Whenever a line in the data holds the string "grid", copy that line.

--

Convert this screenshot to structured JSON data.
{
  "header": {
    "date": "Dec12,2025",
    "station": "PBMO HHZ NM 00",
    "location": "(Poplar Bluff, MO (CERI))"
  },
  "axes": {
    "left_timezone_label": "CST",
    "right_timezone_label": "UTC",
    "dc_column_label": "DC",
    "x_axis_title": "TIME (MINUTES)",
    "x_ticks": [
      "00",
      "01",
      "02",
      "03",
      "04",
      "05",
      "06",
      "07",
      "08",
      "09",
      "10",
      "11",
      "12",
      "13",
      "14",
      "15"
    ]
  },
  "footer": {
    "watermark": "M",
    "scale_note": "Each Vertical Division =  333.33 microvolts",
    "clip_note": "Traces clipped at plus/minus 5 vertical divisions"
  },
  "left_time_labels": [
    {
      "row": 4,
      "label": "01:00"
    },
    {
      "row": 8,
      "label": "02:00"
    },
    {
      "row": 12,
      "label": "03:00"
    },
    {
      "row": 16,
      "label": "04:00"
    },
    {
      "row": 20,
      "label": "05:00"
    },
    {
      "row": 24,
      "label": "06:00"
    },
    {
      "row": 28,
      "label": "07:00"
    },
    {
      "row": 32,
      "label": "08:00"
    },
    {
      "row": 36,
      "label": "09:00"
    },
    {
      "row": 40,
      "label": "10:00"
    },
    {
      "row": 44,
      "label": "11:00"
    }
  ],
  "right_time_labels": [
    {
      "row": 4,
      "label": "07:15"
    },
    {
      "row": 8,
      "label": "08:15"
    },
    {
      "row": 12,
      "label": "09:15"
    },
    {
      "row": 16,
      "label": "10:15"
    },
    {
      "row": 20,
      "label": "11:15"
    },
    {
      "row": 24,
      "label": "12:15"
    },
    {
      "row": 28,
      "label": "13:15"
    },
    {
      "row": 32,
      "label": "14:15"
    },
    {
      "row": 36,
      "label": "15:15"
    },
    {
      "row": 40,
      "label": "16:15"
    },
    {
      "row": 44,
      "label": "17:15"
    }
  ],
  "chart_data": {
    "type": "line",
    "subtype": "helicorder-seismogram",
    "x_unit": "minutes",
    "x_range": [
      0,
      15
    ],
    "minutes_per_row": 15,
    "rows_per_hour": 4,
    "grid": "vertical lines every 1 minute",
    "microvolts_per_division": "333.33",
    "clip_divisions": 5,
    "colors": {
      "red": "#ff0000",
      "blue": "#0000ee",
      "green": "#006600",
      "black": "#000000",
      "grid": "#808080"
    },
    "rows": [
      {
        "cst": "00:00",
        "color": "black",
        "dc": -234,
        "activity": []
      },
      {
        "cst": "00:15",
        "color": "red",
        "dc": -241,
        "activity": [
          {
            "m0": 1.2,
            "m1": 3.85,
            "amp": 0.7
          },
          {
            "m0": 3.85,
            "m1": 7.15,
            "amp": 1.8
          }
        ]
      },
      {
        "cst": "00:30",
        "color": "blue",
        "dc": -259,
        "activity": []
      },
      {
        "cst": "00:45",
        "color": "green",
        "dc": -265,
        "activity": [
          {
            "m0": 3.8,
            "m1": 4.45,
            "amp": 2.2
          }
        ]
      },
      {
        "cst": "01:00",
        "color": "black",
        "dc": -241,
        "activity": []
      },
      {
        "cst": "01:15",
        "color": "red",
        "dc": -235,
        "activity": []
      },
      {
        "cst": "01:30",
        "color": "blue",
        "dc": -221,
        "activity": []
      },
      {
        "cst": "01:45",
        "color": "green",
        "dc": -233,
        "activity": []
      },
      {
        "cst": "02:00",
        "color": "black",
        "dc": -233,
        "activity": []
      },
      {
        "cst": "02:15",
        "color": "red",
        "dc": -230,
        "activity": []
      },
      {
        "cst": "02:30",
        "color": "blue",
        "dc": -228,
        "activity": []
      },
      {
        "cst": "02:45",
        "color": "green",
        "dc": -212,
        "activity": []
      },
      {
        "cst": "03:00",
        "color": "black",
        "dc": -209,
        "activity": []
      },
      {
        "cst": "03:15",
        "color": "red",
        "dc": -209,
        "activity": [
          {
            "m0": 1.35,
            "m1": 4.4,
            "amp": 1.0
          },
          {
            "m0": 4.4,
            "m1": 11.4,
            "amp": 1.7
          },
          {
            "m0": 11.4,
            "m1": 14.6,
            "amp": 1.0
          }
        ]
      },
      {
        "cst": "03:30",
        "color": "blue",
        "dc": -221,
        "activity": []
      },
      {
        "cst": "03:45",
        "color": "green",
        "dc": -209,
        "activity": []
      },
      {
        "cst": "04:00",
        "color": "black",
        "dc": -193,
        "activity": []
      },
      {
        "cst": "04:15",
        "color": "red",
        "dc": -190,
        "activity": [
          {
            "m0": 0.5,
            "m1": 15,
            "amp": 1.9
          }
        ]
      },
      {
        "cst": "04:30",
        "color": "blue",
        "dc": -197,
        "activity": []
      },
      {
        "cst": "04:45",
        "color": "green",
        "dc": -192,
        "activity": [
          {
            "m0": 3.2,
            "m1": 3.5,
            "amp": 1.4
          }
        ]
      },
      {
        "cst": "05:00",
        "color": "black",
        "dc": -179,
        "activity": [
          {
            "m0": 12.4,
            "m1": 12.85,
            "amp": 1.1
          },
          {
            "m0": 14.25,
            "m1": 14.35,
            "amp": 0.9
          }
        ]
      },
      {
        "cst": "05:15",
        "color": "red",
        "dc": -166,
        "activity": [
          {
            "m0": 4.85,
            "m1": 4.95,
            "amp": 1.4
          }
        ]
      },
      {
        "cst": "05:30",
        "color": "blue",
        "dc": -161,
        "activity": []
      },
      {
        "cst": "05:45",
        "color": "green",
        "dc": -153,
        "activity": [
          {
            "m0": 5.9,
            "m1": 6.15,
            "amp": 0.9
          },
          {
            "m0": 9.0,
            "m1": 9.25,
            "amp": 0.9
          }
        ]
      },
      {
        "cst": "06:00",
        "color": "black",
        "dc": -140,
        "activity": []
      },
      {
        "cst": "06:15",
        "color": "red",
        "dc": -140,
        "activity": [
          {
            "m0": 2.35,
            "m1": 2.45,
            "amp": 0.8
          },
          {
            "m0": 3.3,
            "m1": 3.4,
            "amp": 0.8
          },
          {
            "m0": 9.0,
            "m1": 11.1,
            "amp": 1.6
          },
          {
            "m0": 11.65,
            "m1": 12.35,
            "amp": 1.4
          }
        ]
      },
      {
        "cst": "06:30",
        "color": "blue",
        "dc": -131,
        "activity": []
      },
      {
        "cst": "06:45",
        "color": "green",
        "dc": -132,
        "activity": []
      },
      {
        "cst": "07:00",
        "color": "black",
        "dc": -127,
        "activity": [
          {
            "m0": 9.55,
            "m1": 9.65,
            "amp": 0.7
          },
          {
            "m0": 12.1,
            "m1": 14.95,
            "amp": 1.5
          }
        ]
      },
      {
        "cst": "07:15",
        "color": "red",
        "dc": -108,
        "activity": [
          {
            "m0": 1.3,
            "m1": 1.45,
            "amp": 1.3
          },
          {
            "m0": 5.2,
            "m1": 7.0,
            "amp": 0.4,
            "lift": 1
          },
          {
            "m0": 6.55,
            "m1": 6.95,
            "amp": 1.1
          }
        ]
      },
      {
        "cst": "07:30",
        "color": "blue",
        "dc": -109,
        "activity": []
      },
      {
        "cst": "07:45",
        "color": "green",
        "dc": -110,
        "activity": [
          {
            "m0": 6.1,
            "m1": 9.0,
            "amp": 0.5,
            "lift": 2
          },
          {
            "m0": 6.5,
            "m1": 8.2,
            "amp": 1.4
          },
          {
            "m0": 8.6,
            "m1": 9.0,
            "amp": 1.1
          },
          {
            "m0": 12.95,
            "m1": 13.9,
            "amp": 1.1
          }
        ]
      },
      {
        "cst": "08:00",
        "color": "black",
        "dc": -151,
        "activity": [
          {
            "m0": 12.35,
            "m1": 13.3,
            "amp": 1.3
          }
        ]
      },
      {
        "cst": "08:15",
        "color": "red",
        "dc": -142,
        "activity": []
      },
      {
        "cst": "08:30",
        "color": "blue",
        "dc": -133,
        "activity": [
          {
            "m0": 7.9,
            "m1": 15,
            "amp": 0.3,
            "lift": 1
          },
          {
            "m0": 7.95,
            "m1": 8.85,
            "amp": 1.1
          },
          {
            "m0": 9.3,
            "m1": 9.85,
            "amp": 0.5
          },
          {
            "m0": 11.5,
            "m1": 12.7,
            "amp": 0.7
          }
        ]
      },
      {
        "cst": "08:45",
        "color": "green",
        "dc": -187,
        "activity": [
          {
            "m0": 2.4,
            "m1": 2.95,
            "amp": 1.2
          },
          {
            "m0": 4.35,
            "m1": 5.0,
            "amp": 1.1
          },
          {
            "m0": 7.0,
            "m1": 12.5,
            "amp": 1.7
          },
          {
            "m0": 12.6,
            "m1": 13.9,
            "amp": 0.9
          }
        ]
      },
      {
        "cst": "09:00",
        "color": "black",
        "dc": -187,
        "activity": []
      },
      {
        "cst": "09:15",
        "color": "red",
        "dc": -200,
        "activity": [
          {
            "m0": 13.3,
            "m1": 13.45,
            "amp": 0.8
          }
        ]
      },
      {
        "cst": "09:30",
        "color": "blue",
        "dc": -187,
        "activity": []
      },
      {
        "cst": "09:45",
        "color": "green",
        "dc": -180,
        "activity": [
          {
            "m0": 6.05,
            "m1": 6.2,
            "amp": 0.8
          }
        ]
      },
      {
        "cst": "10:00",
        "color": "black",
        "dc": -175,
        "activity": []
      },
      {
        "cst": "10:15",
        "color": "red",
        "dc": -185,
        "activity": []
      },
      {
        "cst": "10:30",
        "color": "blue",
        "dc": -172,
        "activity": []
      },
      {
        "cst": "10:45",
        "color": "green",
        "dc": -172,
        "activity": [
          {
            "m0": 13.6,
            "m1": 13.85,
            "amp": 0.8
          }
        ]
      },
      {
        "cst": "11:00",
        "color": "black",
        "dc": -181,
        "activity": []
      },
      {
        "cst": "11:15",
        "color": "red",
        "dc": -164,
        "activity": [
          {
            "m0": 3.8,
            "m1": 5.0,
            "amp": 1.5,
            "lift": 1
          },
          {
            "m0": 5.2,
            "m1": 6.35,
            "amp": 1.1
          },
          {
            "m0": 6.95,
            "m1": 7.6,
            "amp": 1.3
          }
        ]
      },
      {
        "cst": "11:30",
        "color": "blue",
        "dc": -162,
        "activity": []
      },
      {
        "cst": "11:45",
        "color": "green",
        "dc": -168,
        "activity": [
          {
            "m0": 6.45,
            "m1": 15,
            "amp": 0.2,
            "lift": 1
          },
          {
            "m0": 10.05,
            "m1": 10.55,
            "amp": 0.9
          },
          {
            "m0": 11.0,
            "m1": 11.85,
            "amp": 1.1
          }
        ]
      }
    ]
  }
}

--

Problem solution
    "grid": "vertical lines every 1 minute",
      "grid": "#808080"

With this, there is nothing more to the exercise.